The Robert Russa Moton Museum breaks new ground with the exhibit The Moton School Story: Children of Courage. This exhibit seeks to expand the ethnic history perspective by encompassing the totality of racial integration. With an emphasis on policy actors, both civic and governmental, the exhibit presents a case study of the role American policy-making has had in the transition from racial segregation to integration in the public school system.
The Moton School Story explores Prince Edward County’s transition in the years 1951 through 1964. Moton School, a National Historic Landmark, was the site of a 1951 student protest for equal educational facilities which resulted in the filing of Davis v. Prince Edward, one of five cases collectively decided in 1954 as Brown v. Board.
The goal of The Moton School Story is to not only preserve and interpret the landmark, but to also present its history. The exhibit tells this story of transition through galleries featuring six aspects of the period:
- Student protests
- Conditions of racially segregated education
- The 1954 Brown decision
- The state of Virginia’s reaction to the Brown decision
- The county’s reaction to the Brown decision
- Operation of the Prince Edward County Free Schools and the Griffin v. Prince Edward decision to reopen public schools.

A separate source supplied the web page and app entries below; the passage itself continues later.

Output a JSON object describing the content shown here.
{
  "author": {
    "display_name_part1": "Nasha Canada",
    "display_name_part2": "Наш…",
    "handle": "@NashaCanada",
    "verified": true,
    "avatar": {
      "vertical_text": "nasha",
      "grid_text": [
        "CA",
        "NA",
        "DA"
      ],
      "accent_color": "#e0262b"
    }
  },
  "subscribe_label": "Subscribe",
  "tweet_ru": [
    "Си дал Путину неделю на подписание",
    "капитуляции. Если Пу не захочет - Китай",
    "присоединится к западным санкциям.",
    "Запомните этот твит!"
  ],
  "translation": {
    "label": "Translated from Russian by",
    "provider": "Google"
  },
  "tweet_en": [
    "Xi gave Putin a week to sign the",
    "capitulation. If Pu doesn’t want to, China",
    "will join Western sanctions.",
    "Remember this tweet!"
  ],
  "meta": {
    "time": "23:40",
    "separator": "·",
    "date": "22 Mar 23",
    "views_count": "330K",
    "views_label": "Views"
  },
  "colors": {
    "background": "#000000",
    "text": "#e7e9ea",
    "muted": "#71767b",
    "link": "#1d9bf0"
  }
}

For Moton, the completion of the exhibit signaled their entry into the national Civil Rights Era museum community. Through Moton, Virginia joins other southern states in local Civil Rights interpretation and preservation of the stories of Civil Rights leaders for future generations.